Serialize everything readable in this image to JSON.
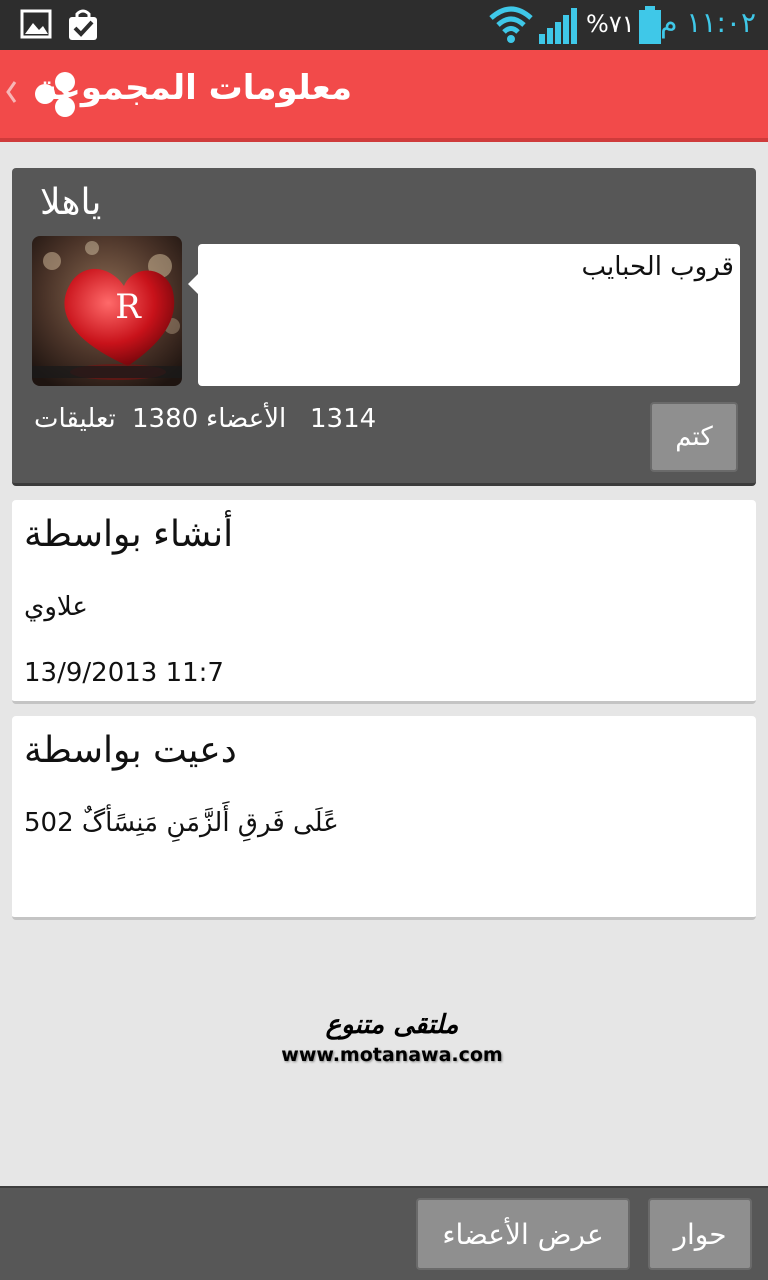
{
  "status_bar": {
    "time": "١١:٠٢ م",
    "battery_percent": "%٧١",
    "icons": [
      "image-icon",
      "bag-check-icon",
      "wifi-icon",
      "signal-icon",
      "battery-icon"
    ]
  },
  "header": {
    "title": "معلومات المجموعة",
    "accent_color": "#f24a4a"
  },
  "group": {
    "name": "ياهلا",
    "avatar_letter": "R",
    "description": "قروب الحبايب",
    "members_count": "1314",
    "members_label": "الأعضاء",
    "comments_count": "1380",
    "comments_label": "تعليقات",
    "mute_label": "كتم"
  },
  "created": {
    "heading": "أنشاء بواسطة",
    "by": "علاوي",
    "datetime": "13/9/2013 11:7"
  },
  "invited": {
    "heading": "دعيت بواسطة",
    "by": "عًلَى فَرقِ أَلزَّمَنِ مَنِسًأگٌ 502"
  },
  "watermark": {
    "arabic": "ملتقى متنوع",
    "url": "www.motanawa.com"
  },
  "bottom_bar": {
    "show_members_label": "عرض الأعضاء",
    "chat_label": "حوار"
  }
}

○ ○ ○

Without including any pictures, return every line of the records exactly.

Serialize everything readable in this image to JSON.
{
  "status_bar": {
    "time": "١١:٠٢ م",
    "battery_percent": "%٧١",
    "icons": [
      "image-icon",
      "bag-check-icon",
      "wifi-icon",
      "signal-icon",
      "battery-icon"
    ]
  },
  "header": {
    "title": "معلومات المجموعة",
    "accent_color": "#f24a4a"
  },
  "group": {
    "name": "ياهلا",
    "avatar_letter": "R",
    "description": "قروب الحبايب",
    "members_count": "1314",
    "members_label": "الأعضاء",
    "comments_count": "1380",
    "comments_label": "تعليقات",
    "mute_label": "كتم"
  },
  "created": {
    "heading": "أنشاء بواسطة",
    "by": "علاوي",
    "datetime": "13/9/2013 11:7"
  },
  "invited": {
    "heading": "دعيت بواسطة",
    "by": "عًلَى فَرقِ أَلزَّمَنِ مَنِسًأگٌ 502"
  },
  "watermark": {
    "arabic": "ملتقى متنوع",
    "url": "www.motanawa.com"
  },
  "bottom_bar": {
    "show_members_label": "عرض الأعضاء",
    "chat_label": "حوار"
  }
}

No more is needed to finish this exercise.